“The Monterey festival was the cornerstone of a change in attitude towards pop music, it changed everything. Dylan was the turning point for that and gave us a more serious outlook on the popular music scene. Before that, what I was doing was just ‘fan enthusiastic’ stuff. It did [feel like a pivotal moment], but only in retrospect if I’m honest, because they had some lightweight stuff there, but there was some very impressive stuff as well. Janis Joplin was just the most amazing female singer I have ever heard, and I told her when she came backstage at one point and she looked me up and down and said ‘do you get out much honey?’ Otis Redding was on the bill as well, just 3 months before he died, singing wonderfully. ‘Try A Little Tenderness’ was just a beautiful song, I didn’t realise how big he was, six foot six maybe. A big burley guy with a beautifully silky voice.
“Mamas and Papas were right on cue for the flower power feeling that was around at the time, ‘peace and love man’ and all the rest of it. There was something about it that didn’t sit well. It wasn’t a bad idea – peace and love is never a bad idea as opposed to war and hate – but you’ve got to have the infrastructure in place to keep it going, and they didn’t. They were too vulnerable, which meant the vultures and a couple of figures saw a way of making a fast buck, moved in very quickly and it changed direction and became a sell-out. The Monterey festival itself was genuine, the feeling of comradeship and togetherness was real, but it changed pretty soon after that and people became slightly flaky and meant it wasn’t sufficiently strong to keep out the greed-mongers. I remember asking Brian Jones as we were walking around the grounds; he was in his gold robes and a plastic swastika necklace and I said ‘How’s the summer of love for you then? Free love, you know Brian’ and he said ‘well first of all it’s not free and it’s not love’, which kind of summed up my feelings about it.”
Bonding with The Who
“The Who had sponsored my trip [to Monterey], which as far as [Pete] Townsend was concerned meant he had first dibs on me. He was saying ‘I hope we are gunna get the same coverage as Jimi, you’re spending an awful lot of time with him’. I didn’t want to upset Pete Townsend that would’ve been hazardous to my health. Monterey was probably one of the most spectacular [Who gigs]. They came on with their demolition squad and wrecked the joint. People just had their mouths gaping; they couldn’t believe what they were seeing. Equipment being destroyed, amplifiers being destroyed, they’d never seen anything like it. At one point they exited in a cloud of dry ice and Keith Moon’s bass drum, which he had kicked on to the ground, was rolling precariously along the front of the stage. He came through the dry ice like the Terminator and kicked the bass drum into the photographer’s pit. As they left the stage the feedback was ringing on the stage there was sort of a stunned silence from the crowd, then they erupted in to thunderous applause. That performance stuck a Doc Marten in the door.
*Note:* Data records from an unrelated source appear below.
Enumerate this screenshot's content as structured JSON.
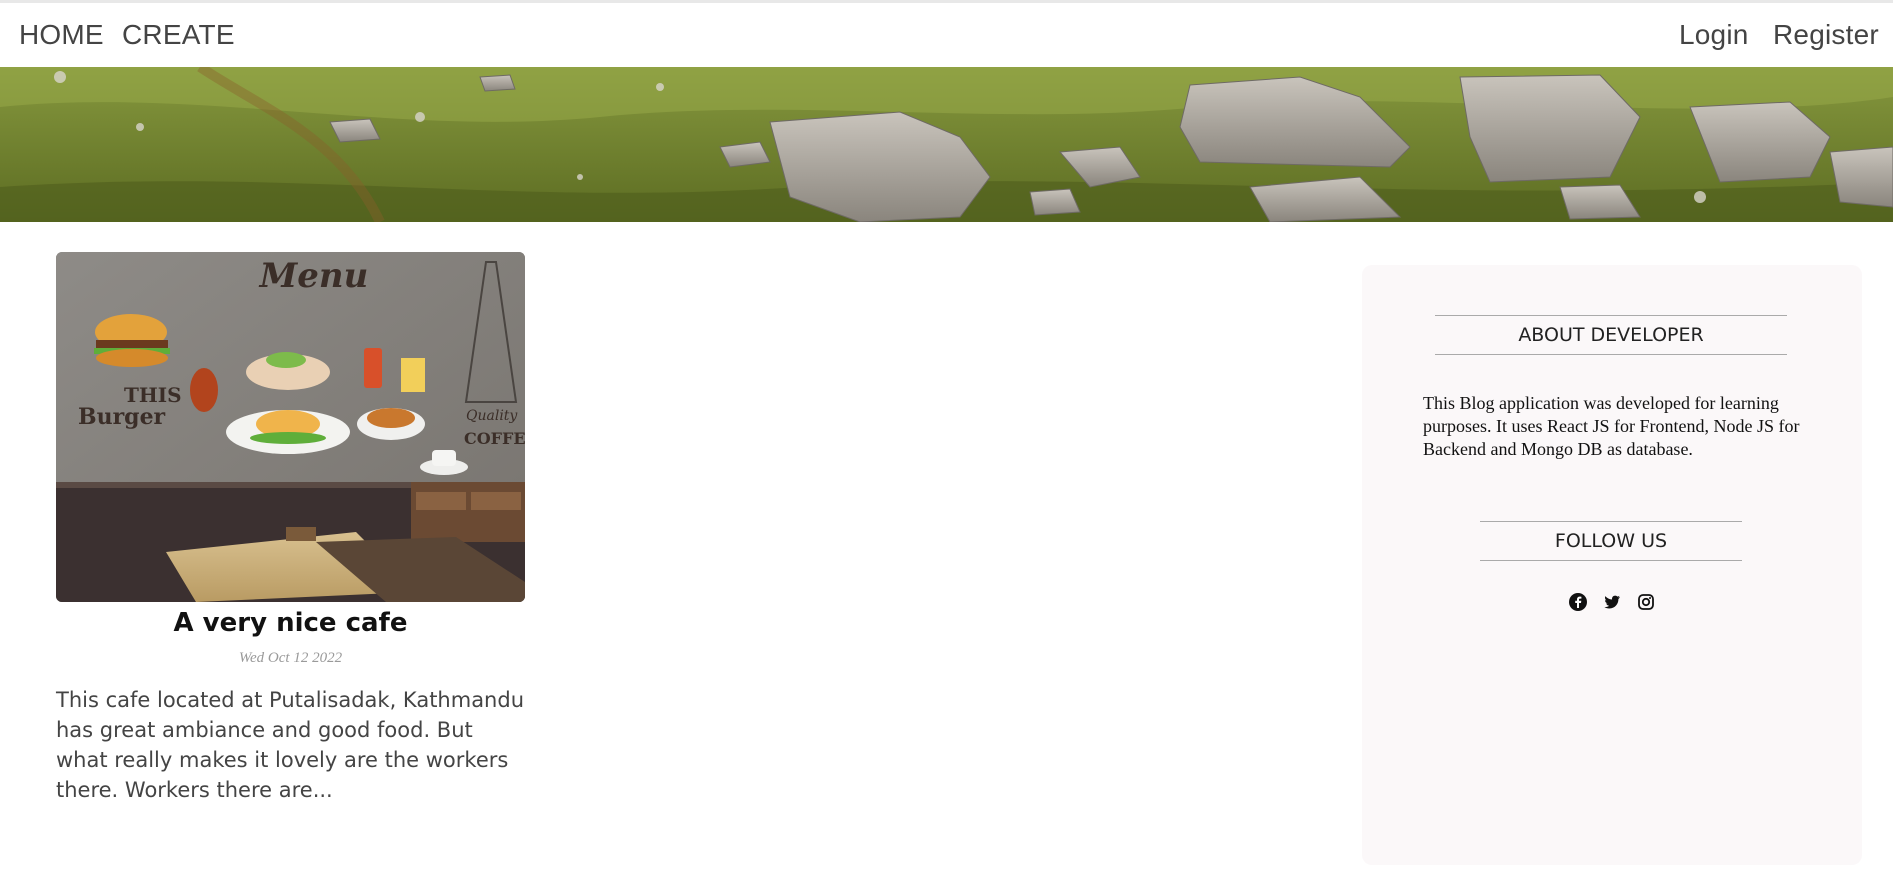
{
  "nav": {
    "left": [
      {
        "label": "HOME"
      },
      {
        "label": "CREATE"
      }
    ],
    "right": [
      {
        "label": "Login"
      },
      {
        "label": "Register"
      }
    ]
  },
  "banner": {
    "image": "rocky-green-hillside-photo"
  },
  "post": {
    "image": "cafe-menu-wall-photo",
    "image_text": {
      "menu": "Menu",
      "this": "THIS",
      "burger": "Burger",
      "quality": "Quality",
      "coffee": "COFFEE"
    },
    "title": "A very nice cafe",
    "date": "Wed Oct 12 2022",
    "excerpt": "This cafe located at Putalisadak, Kathmandu has great ambiance and good food. But what really makes it lovely are the workers there. Workers there are..."
  },
  "sidebar": {
    "about_title": "ABOUT DEVELOPER",
    "about_text": "This Blog application was developed for learning purposes. It uses React JS for Frontend, Node JS for Backend and Mongo DB as database.",
    "follow_title": "FOLLOW US",
    "socials": [
      "facebook-icon",
      "twitter-icon",
      "instagram-icon"
    ]
  }
}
Both the Who and Hendrix pushed the door ajar on the American market – it established a moment in time where you could glimpse into the future of the world market.
“The Who was a love affair that for me went on for sixteen years. They were the best live band in the world at the time when it was just guitar, drum, vocal and bass, there was just nobody who could touch them when Keith Moon was in the band. The Hendrix Experience wasn’t a bad little band but they didn’t have that unified force that the Who had – they were extraordinarily powerful and the best rock songwriters in the world.”